- Activity -
Omitting every picture, output the records below exactly, please.
(Supplied records)
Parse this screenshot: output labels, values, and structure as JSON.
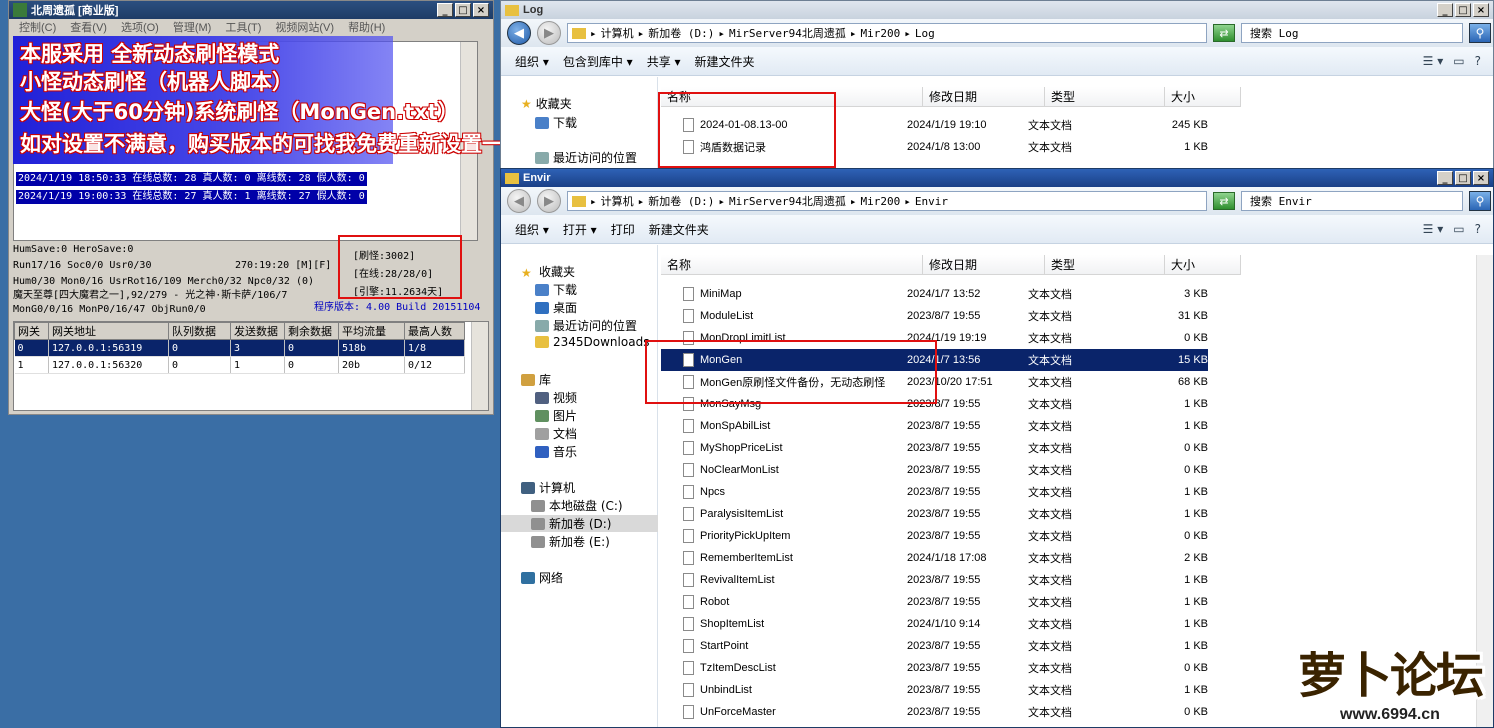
{
  "server": {
    "title": "北周遗孤 [商业版]",
    "menu": [
      "控制(C)",
      "查看(V)",
      "选项(O)",
      "管理(M)",
      "工具(T)",
      "视频网站(V)",
      "帮助(H)"
    ],
    "log_lines": [
      "2024/1/19 18:50:33 在线总数: 28 真人数: 0 离线数: 28 假人数: 0",
      "2024/1/19 19:00:33 在线总数: 27 真人数: 1 离线数: 27 假人数: 0"
    ],
    "stats": [
      "HumSave:0 HeroSave:0",
      "Run17/16 Soc0/0 Usr0/30",
      "Hum0/30 Mon0/16 UsrRot16/109 Merch0/32 Npc0/32 (0)",
      "魔天至尊[四大魔君之一],92/279 - 光之神·斯卡萨/106/7",
      "MonG0/0/16 MonP0/16/47 ObjRun0/0"
    ],
    "time": "270:19:20 [M][F]",
    "counters": [
      "[刷怪:3002]",
      "[在线:28/28/0]",
      "[引擎:11.2634天]"
    ],
    "version": "程序版本: 4.00 Build 20151104",
    "grid": {
      "headers": [
        "网关",
        "网关地址",
        "队列数据",
        "发送数据",
        "剩余数据",
        "平均流量",
        "最高人数"
      ],
      "rows": [
        [
          "0",
          "127.0.0.1:56319",
          "0",
          "3",
          "0",
          "518b",
          "1/8"
        ],
        [
          "1",
          "127.0.0.1:56320",
          "0",
          "1",
          "0",
          "20b",
          "0/12"
        ]
      ]
    }
  },
  "annotation": [
    "本服采用 全新动态刷怪模式",
    "小怪动态刷怪（机器人脚本）",
    "大怪(大于60分钟)系统刷怪（MonGen.txt）",
    "如对设置不满意，购买版本的可找我免费重新设置一次"
  ],
  "log_win": {
    "title": "Log",
    "path": [
      "计算机",
      "新加卷 (D:)",
      "MirServer94北周遗孤",
      "Mir200",
      "Log"
    ],
    "search": "搜索 Log",
    "cmds": [
      "组织 ▾",
      "包含到库中 ▾",
      "共享 ▾",
      "新建文件夹"
    ],
    "tree": [
      "收藏夹",
      "下载",
      "最近访问的位置"
    ],
    "headers": [
      "名称",
      "修改日期",
      "类型",
      "大小"
    ],
    "files": [
      [
        "2024-01-08.13-00",
        "2024/1/19 19:10",
        "文本文档",
        "245 KB"
      ],
      [
        "鸿盾数据记录",
        "2024/1/8 13:00",
        "文本文档",
        "1 KB"
      ]
    ]
  },
  "envir_win": {
    "title": "Envir",
    "path": [
      "计算机",
      "新加卷 (D:)",
      "MirServer94北周遗孤",
      "Mir200",
      "Envir"
    ],
    "search": "搜索 Envir",
    "cmds": [
      "组织 ▾",
      "打开 ▾",
      "打印",
      "新建文件夹"
    ],
    "tree": [
      "收藏夹",
      "下载",
      "桌面",
      "最近访问的位置",
      "2345Downloads",
      "库",
      "视频",
      "图片",
      "文档",
      "音乐",
      "计算机",
      "本地磁盘 (C:)",
      "新加卷 (D:)",
      "新加卷 (E:)",
      "网络"
    ],
    "headers": [
      "名称",
      "修改日期",
      "类型",
      "大小"
    ],
    "files": [
      [
        "MiniMap",
        "2024/1/7 13:52",
        "文本文档",
        "3 KB"
      ],
      [
        "ModuleList",
        "2023/8/7 19:55",
        "文本文档",
        "31 KB"
      ],
      [
        "MonDropLimitList",
        "2024/1/19 19:19",
        "文本文档",
        "0 KB"
      ],
      [
        "MonGen",
        "2024/1/7 13:56",
        "文本文档",
        "15 KB"
      ],
      [
        "MonGen原刷怪文件备份，无动态刷怪",
        "2023/10/20 17:51",
        "文本文档",
        "68 KB"
      ],
      [
        "MonSayMsg",
        "2023/8/7 19:55",
        "文本文档",
        "1 KB"
      ],
      [
        "MonSpAbilList",
        "2023/8/7 19:55",
        "文本文档",
        "1 KB"
      ],
      [
        "MyShopPriceList",
        "2023/8/7 19:55",
        "文本文档",
        "0 KB"
      ],
      [
        "NoClearMonList",
        "2023/8/7 19:55",
        "文本文档",
        "0 KB"
      ],
      [
        "Npcs",
        "2023/8/7 19:55",
        "文本文档",
        "1 KB"
      ],
      [
        "ParalysisItemList",
        "2023/8/7 19:55",
        "文本文档",
        "1 KB"
      ],
      [
        "PriorityPickUpItem",
        "2023/8/7 19:55",
        "文本文档",
        "0 KB"
      ],
      [
        "RememberItemList",
        "2024/1/18 17:08",
        "文本文档",
        "2 KB"
      ],
      [
        "RevivalItemList",
        "2023/8/7 19:55",
        "文本文档",
        "1 KB"
      ],
      [
        "Robot",
        "2023/8/7 19:55",
        "文本文档",
        "1 KB"
      ],
      [
        "ShopItemList",
        "2024/1/10 9:14",
        "文本文档",
        "1 KB"
      ],
      [
        "StartPoint",
        "2023/8/7 19:55",
        "文本文档",
        "1 KB"
      ],
      [
        "TzItemDescList",
        "2023/8/7 19:55",
        "文本文档",
        "0 KB"
      ],
      [
        "UnbindList",
        "2023/8/7 19:55",
        "文本文档",
        "1 KB"
      ],
      [
        "UnForceMaster",
        "2023/8/7 19:55",
        "文本文档",
        "0 KB"
      ]
    ],
    "selected_index": 3
  },
  "watermark": {
    "text": "萝卜论坛",
    "url": "www.6994.cn"
  }
}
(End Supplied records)
- Answer section -
Parse this screenshot: output labels, values, and structure as JSON.
{
  "server": {
    "title": "北周遗孤 [商业版]",
    "menu": [
      "控制(C)",
      "查看(V)",
      "选项(O)",
      "管理(M)",
      "工具(T)",
      "视频网站(V)",
      "帮助(H)"
    ],
    "log_lines": [
      "2024/1/19 18:50:33 在线总数: 28 真人数: 0 离线数: 28 假人数: 0",
      "2024/1/19 19:00:33 在线总数: 27 真人数: 1 离线数: 27 假人数: 0"
    ],
    "stats": [
      "HumSave:0 HeroSave:0",
      "Run17/16 Soc0/0 Usr0/30",
      "Hum0/30 Mon0/16 UsrRot16/109 Merch0/32 Npc0/32 (0)",
      "魔天至尊[四大魔君之一],92/279 - 光之神·斯卡萨/106/7",
      "MonG0/0/16 MonP0/16/47 ObjRun0/0"
    ],
    "time": "270:19:20 [M][F]",
    "counters": [
      "[刷怪:3002]",
      "[在线:28/28/0]",
      "[引擎:11.2634天]"
    ],
    "version": "程序版本: 4.00 Build 20151104",
    "grid": {
      "headers": [
        "网关",
        "网关地址",
        "队列数据",
        "发送数据",
        "剩余数据",
        "平均流量",
        "最高人数"
      ],
      "rows": [
        [
          "0",
          "127.0.0.1:56319",
          "0",
          "3",
          "0",
          "518b",
          "1/8"
        ],
        [
          "1",
          "127.0.0.1:56320",
          "0",
          "1",
          "0",
          "20b",
          "0/12"
        ]
      ]
    }
  },
  "annotation": [
    "本服采用 全新动态刷怪模式",
    "小怪动态刷怪（机器人脚本）",
    "大怪(大于60分钟)系统刷怪（MonGen.txt）",
    "如对设置不满意，购买版本的可找我免费重新设置一次"
  ],
  "log_win": {
    "title": "Log",
    "path": [
      "计算机",
      "新加卷 (D:)",
      "MirServer94北周遗孤",
      "Mir200",
      "Log"
    ],
    "search": "搜索 Log",
    "cmds": [
      "组织 ▾",
      "包含到库中 ▾",
      "共享 ▾",
      "新建文件夹"
    ],
    "tree": [
      "收藏夹",
      "下载",
      "最近访问的位置"
    ],
    "headers": [
      "名称",
      "修改日期",
      "类型",
      "大小"
    ],
    "files": [
      [
        "2024-01-08.13-00",
        "2024/1/19 19:10",
        "文本文档",
        "245 KB"
      ],
      [
        "鸿盾数据记录",
        "2024/1/8 13:00",
        "文本文档",
        "1 KB"
      ]
    ]
  },
  "envir_win": {
    "title": "Envir",
    "path": [
      "计算机",
      "新加卷 (D:)",
      "MirServer94北周遗孤",
      "Mir200",
      "Envir"
    ],
    "search": "搜索 Envir",
    "cmds": [
      "组织 ▾",
      "打开 ▾",
      "打印",
      "新建文件夹"
    ],
    "tree": [
      "收藏夹",
      "下载",
      "桌面",
      "最近访问的位置",
      "2345Downloads",
      "库",
      "视频",
      "图片",
      "文档",
      "音乐",
      "计算机",
      "本地磁盘 (C:)",
      "新加卷 (D:)",
      "新加卷 (E:)",
      "网络"
    ],
    "headers": [
      "名称",
      "修改日期",
      "类型",
      "大小"
    ],
    "files": [
      [
        "MiniMap",
        "2024/1/7 13:52",
        "文本文档",
        "3 KB"
      ],
      [
        "ModuleList",
        "2023/8/7 19:55",
        "文本文档",
        "31 KB"
      ],
      [
        "MonDropLimitList",
        "2024/1/19 19:19",
        "文本文档",
        "0 KB"
      ],
      [
        "MonGen",
        "2024/1/7 13:56",
        "文本文档",
        "15 KB"
      ],
      [
        "MonGen原刷怪文件备份，无动态刷怪",
        "2023/10/20 17:51",
        "文本文档",
        "68 KB"
      ],
      [
        "MonSayMsg",
        "2023/8/7 19:55",
        "文本文档",
        "1 KB"
      ],
      [
        "MonSpAbilList",
        "2023/8/7 19:55",
        "文本文档",
        "1 KB"
      ],
      [
        "MyShopPriceList",
        "2023/8/7 19:55",
        "文本文档",
        "0 KB"
      ],
      [
        "NoClearMonList",
        "2023/8/7 19:55",
        "文本文档",
        "0 KB"
      ],
      [
        "Npcs",
        "2023/8/7 19:55",
        "文本文档",
        "1 KB"
      ],
      [
        "ParalysisItemList",
        "2023/8/7 19:55",
        "文本文档",
        "1 KB"
      ],
      [
        "PriorityPickUpItem",
        "2023/8/7 19:55",
        "文本文档",
        "0 KB"
      ],
      [
        "RememberItemList",
        "2024/1/18 17:08",
        "文本文档",
        "2 KB"
      ],
      [
        "RevivalItemList",
        "2023/8/7 19:55",
        "文本文档",
        "1 KB"
      ],
      [
        "Robot",
        "2023/8/7 19:55",
        "文本文档",
        "1 KB"
      ],
      [
        "ShopItemList",
        "2024/1/10 9:14",
        "文本文档",
        "1 KB"
      ],
      [
        "StartPoint",
        "2023/8/7 19:55",
        "文本文档",
        "1 KB"
      ],
      [
        "TzItemDescList",
        "2023/8/7 19:55",
        "文本文档",
        "0 KB"
      ],
      [
        "UnbindList",
        "2023/8/7 19:55",
        "文本文档",
        "1 KB"
      ],
      [
        "UnForceMaster",
        "2023/8/7 19:55",
        "文本文档",
        "0 KB"
      ]
    ],
    "selected_index": 3
  },
  "watermark": {
    "text": "萝卜论坛",
    "url": "www.6994.cn"
  }
}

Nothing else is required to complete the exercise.